Barnes and Noble: Barnes and Noble (print)
Amazon UK: Amazon UK (ebook and print)

 

Also, if you’re a Game of Thrones fan you should totally follow her blog  – Frostwritten   her episode recaps are on point!!

Waking the Dead – D B Sieders


Waking the Dead
D. B. Sieders
A chance encounter with a dying stranger opens an empathic connection between down-on-her-luck caregiver Vivian Bedford and the world of spirits. Lazarus Darkmore, a grim reaper in a charming and seductive package, seeks to recruit her as a soul broker. Can she move from pawn to major player in order to save her sister Mae, and herself, from a horrific fate beyond the simple and fleeting terrors of death?
Genre: Urban Fantasy
$0.99 Regular Price: $3.99

Cursed Sight – T G Ayer
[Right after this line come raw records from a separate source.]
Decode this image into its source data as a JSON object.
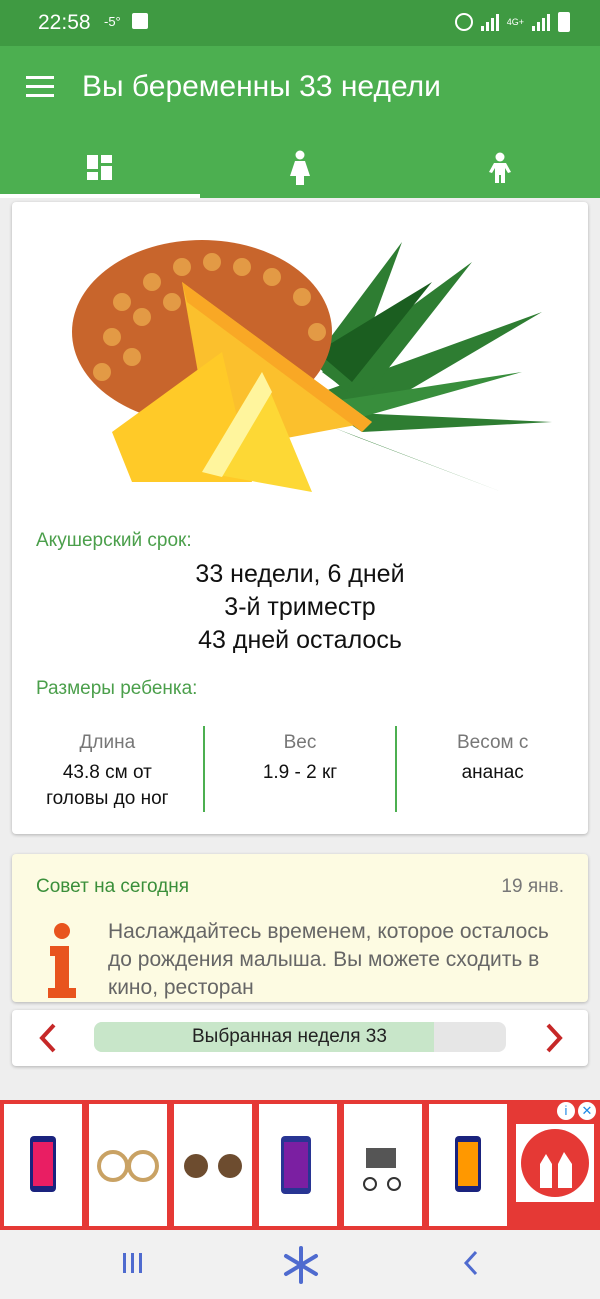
{
  "status": {
    "time": "22:58",
    "temp": "-5°",
    "network": "4G+"
  },
  "appbar": {
    "title": "Вы беременны 33 недели"
  },
  "tabs": [
    {
      "icon": "dashboard-icon"
    },
    {
      "icon": "mother-icon"
    },
    {
      "icon": "baby-icon"
    }
  ],
  "week_card": {
    "fruit_image": "pineapple-image",
    "obstetric_label": "Акушерский срок:",
    "term": "33 недели, 6 дней",
    "trimester": "3-й триместр",
    "remaining": "43 дней осталось",
    "sizes_label": "Размеры ребенка:",
    "length_label": "Длина",
    "length_value": "43.8 см от головы до ног",
    "weight_label": "Вес",
    "weight_value": "1.9 - 2 кг",
    "weight_as_label": "Весом с",
    "weight_as_value": "ананас"
  },
  "tip": {
    "title": "Совет на сегодня",
    "date": "19 янв.",
    "text": "Наслаждайтесь временем, которое осталось до рождения малыша. Вы можете сходить в кино, ресторан"
  },
  "week_selector": {
    "label": "Выбранная неделя 33",
    "progress_fraction": 0.825
  },
  "colors": {
    "primary": "#4caf50",
    "status": "#3f9a42",
    "ad_red": "#e53935",
    "accent_red": "#c62828"
  }
}
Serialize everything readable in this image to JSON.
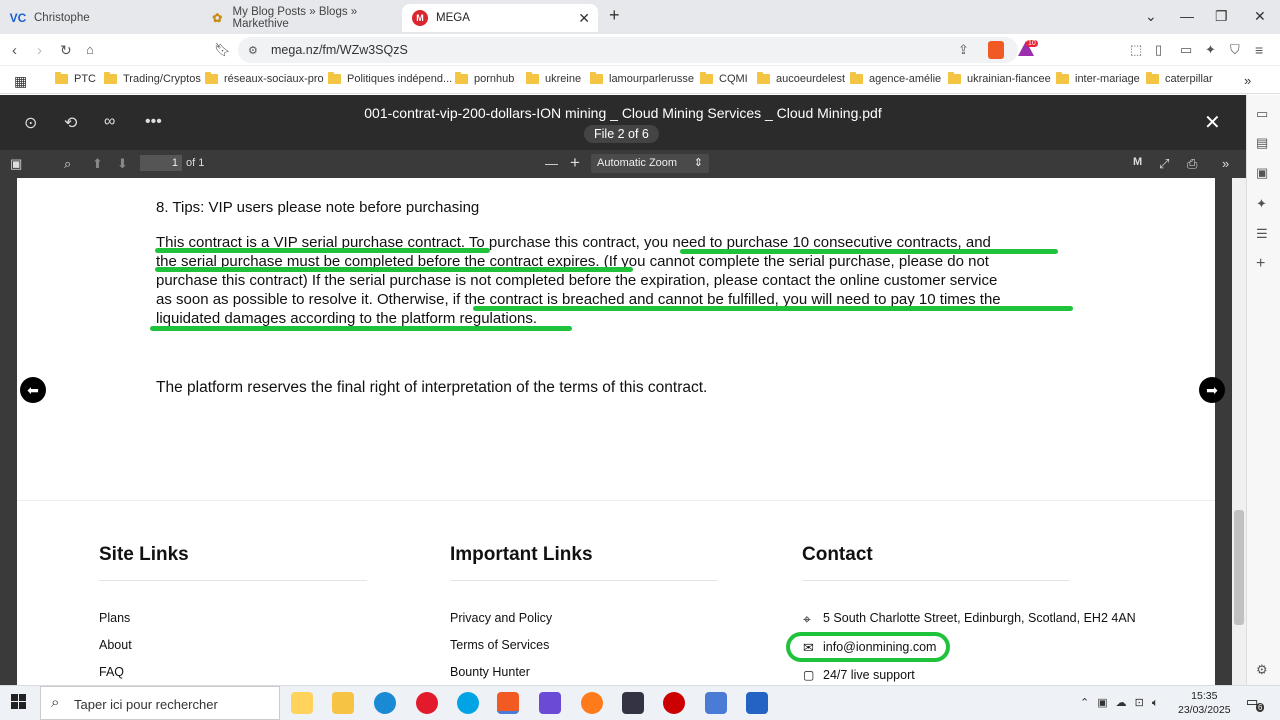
{
  "browser": {
    "tabs": [
      {
        "label": "Christophe",
        "icon": "VC"
      },
      {
        "label": "My Blog Posts » Blogs » Markethive"
      },
      {
        "label": "MEGA",
        "icon": "M"
      }
    ],
    "url": "mega.nz/fm/WZw3SQzS",
    "brave_badge": "10",
    "bookmarks": [
      "PTC",
      "Trading/Cryptos",
      "réseaux-sociaux-pro",
      "Politiques indépend...",
      "pornhub",
      "ukreine",
      "lamourparlerusse",
      "CQMI",
      "aucoeurdelest",
      "agence-amélie",
      "ukrainian-fiancee",
      "inter-mariage",
      "caterpillar"
    ]
  },
  "viewer": {
    "filename": "001-contrat-vip-200-dollars-ION mining _ Cloud Mining Services _ Cloud Mining.pdf",
    "file_counter": "File 2 of 6",
    "page": "1",
    "page_total": "of 1",
    "zoom": "Automatic Zoom"
  },
  "pdf": {
    "heading": "8. Tips: VIP users please note before purchasing",
    "lines": [
      "This contract is a VIP serial purchase contract. To purchase this contract, you need to purchase 10 consecutive contracts, and",
      "the serial purchase must be completed before the contract expires. (If you cannot complete the serial purchase, please do not",
      "purchase this contract) If the serial purchase is not completed before the expiration, please contact the online customer service",
      "as soon as possible to resolve it. Otherwise, if the contract is breached and cannot be fulfilled, you will need to pay 10 times the",
      "liquidated damages according to the platform regulations."
    ],
    "final": "The platform reserves the final right of interpretation of the terms of this contract."
  },
  "footer": {
    "site_links": {
      "title": "Site Links",
      "items": [
        "Plans",
        "About",
        "FAQ"
      ]
    },
    "important_links": {
      "title": "Important Links",
      "items": [
        "Privacy and Policy",
        "Terms of Services",
        "Bounty Hunter"
      ]
    },
    "contact": {
      "title": "Contact",
      "address": "5 South Charlotte Street, Edinburgh, Scotland, EH2 4AN",
      "email": "info@ionmining.com",
      "support": "24/7 live support"
    }
  },
  "taskbar": {
    "search_placeholder": "Taper ici pour rechercher",
    "time": "15:35",
    "date": "23/03/2025",
    "notif": "6"
  },
  "colors": {
    "highlight": "#1fc23b",
    "mega": "#d9272e"
  }
}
An entire city faces destruction.

Allegra, with Max at her side, follows her visions to Peru to save an entire city from catastrophe. But faced with an unhelpful government and a corporate conspiracy, they find themselves blocked and having to turn to an unlikely ally.

Their efforts are further hampered by a vicious enemy who will stop at nothing to kill Allegra and all of her bloodline.

Allegra’s Cursed Sight take an unusual turn, giving her visions that allow her to understand the motivations of her nemesis, but first, she must evade his assassins in order to survive.

And survive long enough to save a million people.